The filmmaker tweeted that the award-winning documentary “The Kingmaker” will soon be viewed with subtitles in Filipino, Bisaya, Ilocano, Bicolano and Hiligaynon.
“Dropping this week… five separate Tagalog-dubbed versions of THE KINGMAKER, captioned in five different languages (Tagalog, Bisaya, Ilocano, Bicol, and Hiligaynon),” Greenfield said on Thursday.
“Please retweet this thread far and wide to (your) networks, so everyone gets a heads up… #thekingmaker,” she added.
The Philippines, being an archipelago, is linguistically diverse and has several languages that are spoken in different regions across the country.
A 2019 report said there were 183 “living languages” in the country so far but the official ones are Filipino and English.
Meanwhile, Filipinos lauded Greenfield’s initiative to make the documentary more accessible to the public.
The documentary is originally made in English, with English subtitles.

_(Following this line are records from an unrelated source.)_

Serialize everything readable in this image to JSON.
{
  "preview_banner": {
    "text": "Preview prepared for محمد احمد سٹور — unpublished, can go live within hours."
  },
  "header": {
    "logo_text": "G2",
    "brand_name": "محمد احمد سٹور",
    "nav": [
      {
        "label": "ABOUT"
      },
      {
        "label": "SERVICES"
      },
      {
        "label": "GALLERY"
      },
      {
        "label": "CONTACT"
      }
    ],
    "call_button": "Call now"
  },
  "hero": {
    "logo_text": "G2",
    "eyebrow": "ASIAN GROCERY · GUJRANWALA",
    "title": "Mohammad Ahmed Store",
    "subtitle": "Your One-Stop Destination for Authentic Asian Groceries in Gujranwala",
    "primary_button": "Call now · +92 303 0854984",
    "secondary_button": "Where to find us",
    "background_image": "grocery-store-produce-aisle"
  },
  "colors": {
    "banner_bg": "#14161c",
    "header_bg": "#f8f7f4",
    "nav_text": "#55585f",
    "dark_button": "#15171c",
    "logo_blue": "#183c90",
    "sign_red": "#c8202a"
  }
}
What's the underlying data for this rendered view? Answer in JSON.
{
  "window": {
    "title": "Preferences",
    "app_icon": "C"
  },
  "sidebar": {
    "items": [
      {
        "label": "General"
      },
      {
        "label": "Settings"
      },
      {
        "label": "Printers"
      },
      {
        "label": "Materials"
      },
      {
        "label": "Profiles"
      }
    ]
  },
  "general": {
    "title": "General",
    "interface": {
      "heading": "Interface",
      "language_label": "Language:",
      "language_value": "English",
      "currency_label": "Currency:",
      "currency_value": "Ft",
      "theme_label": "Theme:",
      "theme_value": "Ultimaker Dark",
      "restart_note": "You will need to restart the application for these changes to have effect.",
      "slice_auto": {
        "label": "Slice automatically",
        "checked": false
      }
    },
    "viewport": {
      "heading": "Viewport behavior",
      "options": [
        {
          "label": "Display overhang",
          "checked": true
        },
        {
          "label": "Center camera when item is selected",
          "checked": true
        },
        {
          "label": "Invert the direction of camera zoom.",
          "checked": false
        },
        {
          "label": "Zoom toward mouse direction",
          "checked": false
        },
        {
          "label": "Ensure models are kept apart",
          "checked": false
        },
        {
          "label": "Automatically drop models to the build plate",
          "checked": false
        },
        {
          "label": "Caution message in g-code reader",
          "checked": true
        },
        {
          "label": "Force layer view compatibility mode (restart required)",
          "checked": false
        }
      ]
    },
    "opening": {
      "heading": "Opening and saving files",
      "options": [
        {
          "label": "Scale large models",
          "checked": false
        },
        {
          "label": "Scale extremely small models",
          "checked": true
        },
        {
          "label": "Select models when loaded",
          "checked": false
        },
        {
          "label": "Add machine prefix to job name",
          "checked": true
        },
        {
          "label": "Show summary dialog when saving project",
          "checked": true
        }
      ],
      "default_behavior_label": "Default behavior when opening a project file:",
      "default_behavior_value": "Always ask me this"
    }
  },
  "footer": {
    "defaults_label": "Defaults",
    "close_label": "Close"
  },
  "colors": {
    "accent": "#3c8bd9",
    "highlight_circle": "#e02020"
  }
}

“TAMA BEHAVIOUR !!!!! But seriously, thank (you) Lauren Greenfield and team for pushing this very important film to be accessible!! And at such a crucial time in our history,” a Twitter user said, referring to the 2022 national elections.
“Hoping local TV channels show this too! must-watch for ALL voters,” another online user tweeted with emojis.
“Thank you very much. This will make the movie more comprehensible for those who most need to see this,” a different Filipino said.
Last week, Greenfield announced that “The Kingmaker” is already available for free streaming on Vimeo and can be watched on any device.
The documentary features former first lady Imelda Marcos and some interviews with her son, presidential aspirant Ferdinand Marcos Jr.
It documents the start of Imelda and late dictator Ferdinand Marcos Sr‘s relationship, her influence during her husband’s term, Martial Law, the People Power Revolution, their exile in the United States and their return to the Philippines.
“The Kingmaker” also includes accounts of some Martial Law victims.
Martial Law-themed independent movie “Liway” is additionally available on YouTube for streaming.